:: Task inputs ::

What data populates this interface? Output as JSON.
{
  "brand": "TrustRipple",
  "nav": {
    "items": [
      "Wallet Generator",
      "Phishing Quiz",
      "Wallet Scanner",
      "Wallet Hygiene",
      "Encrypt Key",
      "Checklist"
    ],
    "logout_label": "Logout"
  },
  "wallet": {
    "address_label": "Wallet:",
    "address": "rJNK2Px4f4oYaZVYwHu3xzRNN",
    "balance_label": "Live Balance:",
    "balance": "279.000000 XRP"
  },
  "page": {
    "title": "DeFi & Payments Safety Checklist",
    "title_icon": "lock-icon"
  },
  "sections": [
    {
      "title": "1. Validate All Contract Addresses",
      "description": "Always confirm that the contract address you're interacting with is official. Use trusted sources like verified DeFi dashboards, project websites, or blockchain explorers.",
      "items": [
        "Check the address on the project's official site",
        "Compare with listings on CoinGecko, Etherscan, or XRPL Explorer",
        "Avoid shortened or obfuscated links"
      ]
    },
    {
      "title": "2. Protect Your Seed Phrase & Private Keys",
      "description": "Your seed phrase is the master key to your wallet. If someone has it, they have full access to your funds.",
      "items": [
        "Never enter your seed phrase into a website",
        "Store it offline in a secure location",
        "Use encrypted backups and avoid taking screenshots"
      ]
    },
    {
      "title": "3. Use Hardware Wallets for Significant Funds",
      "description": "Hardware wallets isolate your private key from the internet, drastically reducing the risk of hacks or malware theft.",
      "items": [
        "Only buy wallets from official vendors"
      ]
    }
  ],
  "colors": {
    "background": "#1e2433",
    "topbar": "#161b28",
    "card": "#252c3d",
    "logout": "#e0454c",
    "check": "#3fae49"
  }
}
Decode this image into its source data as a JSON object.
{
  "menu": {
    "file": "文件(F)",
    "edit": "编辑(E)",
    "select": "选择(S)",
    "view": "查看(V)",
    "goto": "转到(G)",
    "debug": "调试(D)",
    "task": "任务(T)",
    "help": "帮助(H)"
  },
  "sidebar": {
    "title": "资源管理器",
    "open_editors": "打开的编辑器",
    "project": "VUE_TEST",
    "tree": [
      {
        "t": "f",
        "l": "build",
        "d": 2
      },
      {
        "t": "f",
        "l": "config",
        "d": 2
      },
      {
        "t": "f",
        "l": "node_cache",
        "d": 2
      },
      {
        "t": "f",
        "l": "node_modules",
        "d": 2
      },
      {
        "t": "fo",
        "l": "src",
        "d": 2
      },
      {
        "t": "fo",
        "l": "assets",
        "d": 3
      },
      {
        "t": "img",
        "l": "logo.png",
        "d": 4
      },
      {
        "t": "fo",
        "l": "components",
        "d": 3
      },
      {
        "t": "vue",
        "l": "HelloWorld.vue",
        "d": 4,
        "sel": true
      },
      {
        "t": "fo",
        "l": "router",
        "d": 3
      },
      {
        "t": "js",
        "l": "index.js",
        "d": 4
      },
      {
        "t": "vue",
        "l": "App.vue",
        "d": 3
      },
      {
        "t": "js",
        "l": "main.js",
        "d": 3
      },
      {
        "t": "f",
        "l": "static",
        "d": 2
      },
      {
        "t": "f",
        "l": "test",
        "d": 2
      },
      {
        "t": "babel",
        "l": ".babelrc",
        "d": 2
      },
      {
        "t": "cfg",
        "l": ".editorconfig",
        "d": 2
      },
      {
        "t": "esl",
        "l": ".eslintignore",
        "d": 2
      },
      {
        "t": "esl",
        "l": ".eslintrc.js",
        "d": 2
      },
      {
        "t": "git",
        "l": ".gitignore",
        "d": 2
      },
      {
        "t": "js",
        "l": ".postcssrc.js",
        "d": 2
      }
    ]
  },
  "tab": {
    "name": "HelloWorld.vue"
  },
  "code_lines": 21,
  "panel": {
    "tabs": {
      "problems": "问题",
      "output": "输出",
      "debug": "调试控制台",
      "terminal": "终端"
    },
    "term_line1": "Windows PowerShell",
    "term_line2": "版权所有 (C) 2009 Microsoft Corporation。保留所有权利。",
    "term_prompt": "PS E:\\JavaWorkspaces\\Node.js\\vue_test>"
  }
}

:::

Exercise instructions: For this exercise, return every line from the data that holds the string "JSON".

Your solution:
What data populates this interface? Output as JSON.
Decode this image into its source data as a JSON object.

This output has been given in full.